The new way of working also impacts on individual aspirations to progress in some way due to promotion being possible through various seniority levels such as 'Senior Test Analyst', Test Manager' and so on. There’s a disconnect between the old ways of recognising good performance (be a good Test Analyst and one day you can become a good Test Manager with the status and remuneration benefits that entails), and the behaviours that should be fostered to increase performance of an Agile team as a whole (gain more skills outside your formal career domain so you can become a more valuable member of the team and deliver more value to your stakeholders).
What’s the solution to the demands made on a tester’s skills?
If formal HR practices lag behind an organisation’s move into new ways of working, I think it’s hard to see an easy or quick solution. It’s HR itself, of course, that needs to adopt ‘new ways of recognition, reward and promotion’. Measures need to be put in place to align formal job descriptions and job levels with what’s actually valuable in the workplace. An individual with more skills across domains – and who’s prepared to work at any level and do work outside the formal job description – is more valuable than someone who just gains more and more experience in one specific skill domain to be promoted through the levels.
Achieving this shift might seem simple, but I think it’s more difficult in practice. The idea of various job levels is so entrenched, it might take years to change. Change also needs to negotiate other challenges; while new ways of working are very prevalent in IT and software development, they probably won’t be across the wider business.
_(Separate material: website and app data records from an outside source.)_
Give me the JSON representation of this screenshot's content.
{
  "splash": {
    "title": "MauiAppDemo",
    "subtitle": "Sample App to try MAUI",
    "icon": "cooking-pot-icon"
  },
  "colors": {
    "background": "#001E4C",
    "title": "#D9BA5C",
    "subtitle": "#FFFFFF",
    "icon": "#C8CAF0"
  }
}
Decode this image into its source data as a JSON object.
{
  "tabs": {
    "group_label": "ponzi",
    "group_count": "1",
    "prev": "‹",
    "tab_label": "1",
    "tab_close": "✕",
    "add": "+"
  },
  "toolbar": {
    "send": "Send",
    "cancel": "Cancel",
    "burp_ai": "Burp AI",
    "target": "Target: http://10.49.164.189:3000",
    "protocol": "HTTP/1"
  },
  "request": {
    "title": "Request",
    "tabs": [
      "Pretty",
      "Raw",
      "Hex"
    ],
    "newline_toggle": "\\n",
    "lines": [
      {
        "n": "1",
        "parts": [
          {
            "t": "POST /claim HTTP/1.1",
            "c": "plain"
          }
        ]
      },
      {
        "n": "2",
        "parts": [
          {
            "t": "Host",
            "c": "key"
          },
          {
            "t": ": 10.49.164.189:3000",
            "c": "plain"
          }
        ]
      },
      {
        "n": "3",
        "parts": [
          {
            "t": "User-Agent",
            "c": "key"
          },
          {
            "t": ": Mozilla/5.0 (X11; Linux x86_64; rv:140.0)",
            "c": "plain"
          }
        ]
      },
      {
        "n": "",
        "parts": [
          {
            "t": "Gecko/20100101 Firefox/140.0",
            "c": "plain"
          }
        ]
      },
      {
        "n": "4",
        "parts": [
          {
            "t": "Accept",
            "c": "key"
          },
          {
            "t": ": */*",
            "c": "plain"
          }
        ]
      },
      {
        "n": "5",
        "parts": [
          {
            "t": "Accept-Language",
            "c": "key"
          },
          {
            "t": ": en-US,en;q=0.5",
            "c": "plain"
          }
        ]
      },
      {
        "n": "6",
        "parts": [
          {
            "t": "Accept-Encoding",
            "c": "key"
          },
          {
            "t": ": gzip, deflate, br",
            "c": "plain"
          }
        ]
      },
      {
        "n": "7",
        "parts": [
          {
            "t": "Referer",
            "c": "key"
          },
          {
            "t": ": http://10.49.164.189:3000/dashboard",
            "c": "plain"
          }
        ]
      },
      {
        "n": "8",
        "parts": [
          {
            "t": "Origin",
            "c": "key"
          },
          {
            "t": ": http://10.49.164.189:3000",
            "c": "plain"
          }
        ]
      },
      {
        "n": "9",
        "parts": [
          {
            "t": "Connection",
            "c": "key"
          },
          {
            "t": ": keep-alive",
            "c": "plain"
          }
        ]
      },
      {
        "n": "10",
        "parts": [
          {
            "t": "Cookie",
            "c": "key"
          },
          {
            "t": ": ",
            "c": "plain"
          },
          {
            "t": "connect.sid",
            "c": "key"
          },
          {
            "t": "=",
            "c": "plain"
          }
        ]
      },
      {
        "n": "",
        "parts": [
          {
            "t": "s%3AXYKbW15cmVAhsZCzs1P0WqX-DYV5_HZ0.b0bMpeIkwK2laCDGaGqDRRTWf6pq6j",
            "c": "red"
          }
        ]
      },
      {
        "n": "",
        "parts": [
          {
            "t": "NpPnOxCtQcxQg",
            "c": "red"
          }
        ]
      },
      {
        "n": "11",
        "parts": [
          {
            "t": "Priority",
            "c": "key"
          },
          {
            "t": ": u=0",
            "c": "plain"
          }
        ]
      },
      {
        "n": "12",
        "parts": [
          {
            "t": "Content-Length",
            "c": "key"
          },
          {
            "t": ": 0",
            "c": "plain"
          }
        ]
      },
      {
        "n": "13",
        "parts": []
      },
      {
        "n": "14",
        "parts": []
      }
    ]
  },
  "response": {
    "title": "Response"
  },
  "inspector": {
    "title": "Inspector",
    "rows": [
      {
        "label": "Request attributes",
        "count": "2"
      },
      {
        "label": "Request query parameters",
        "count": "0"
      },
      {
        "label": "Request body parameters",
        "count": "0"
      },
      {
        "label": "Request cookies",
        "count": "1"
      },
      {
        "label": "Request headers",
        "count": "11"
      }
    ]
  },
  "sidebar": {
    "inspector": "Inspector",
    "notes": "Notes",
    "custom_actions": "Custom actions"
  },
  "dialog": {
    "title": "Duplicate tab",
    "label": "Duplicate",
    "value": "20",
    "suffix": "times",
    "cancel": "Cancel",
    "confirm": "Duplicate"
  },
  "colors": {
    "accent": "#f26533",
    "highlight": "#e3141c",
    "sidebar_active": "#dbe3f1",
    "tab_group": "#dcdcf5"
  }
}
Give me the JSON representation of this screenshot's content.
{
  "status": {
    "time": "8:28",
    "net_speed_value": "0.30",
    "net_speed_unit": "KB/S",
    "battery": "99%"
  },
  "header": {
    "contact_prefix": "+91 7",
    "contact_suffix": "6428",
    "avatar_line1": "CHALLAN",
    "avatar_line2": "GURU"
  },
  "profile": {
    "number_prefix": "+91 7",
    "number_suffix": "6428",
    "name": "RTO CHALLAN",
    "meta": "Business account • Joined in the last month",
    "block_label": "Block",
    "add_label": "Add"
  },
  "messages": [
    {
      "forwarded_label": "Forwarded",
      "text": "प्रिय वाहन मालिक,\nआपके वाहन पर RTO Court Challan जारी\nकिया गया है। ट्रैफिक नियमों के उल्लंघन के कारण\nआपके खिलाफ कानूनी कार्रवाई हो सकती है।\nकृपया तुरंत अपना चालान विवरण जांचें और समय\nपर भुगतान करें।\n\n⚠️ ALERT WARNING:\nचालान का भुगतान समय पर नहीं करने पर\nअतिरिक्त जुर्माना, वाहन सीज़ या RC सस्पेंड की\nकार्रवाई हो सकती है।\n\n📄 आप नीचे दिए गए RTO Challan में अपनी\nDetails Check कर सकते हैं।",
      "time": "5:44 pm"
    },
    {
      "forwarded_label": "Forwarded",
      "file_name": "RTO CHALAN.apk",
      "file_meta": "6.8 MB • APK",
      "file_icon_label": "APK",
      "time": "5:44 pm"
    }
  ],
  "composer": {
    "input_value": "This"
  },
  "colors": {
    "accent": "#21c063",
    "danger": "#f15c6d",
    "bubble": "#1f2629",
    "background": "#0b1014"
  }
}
Can you really get rid of job description hierarchies in IT but retain them in other areas of the organisation?
Agile HR. A way forward?
The concept of 'Agile HR’ is gaining traction as a way for organisations to address this problem in a formal and explicit fashion. It argues that the most obvious and straightforward way to change organisations as a whole – to become more Agile – is by adopting Agile HR practices.
This puts the HR department at the heart of transformation. It must align the way that job titles, descriptions, reward strategies and talent acquisition work with the new way of working.
Among other things, Agile HR means:
- Encouraging generic job descriptions which aren't hierarchical
- Decoupling pay from hierarchical job structures and linking it to value
- Having more frequent performance reviews
- …And having those reviews done by peers instead of managers
Assurity is actively leading change in this area by developing specialised Agile courses for HR teams that recognise they have a critical role to play in transformation.
Be optimistic! A tester’s future should be brighter…
…But you might need to be patient. It’s inevitable that organisations will move towards valuing what’s really worth valuing – different skills, domain knowledge, attitude and aptitude, as opposed to more and more experience in the same domain. The organisations that don’t move fast risk losing talent to those that do move fast. And it’s that which will inevitably drive change in HR ways of working.
Ultimately, of course, there’ll be more opportunity, recognition and reward for the individual who wants to work outside the boundaries of traditional testing and master the T-skill concept. Eventually, testers can have their PI and eat it too!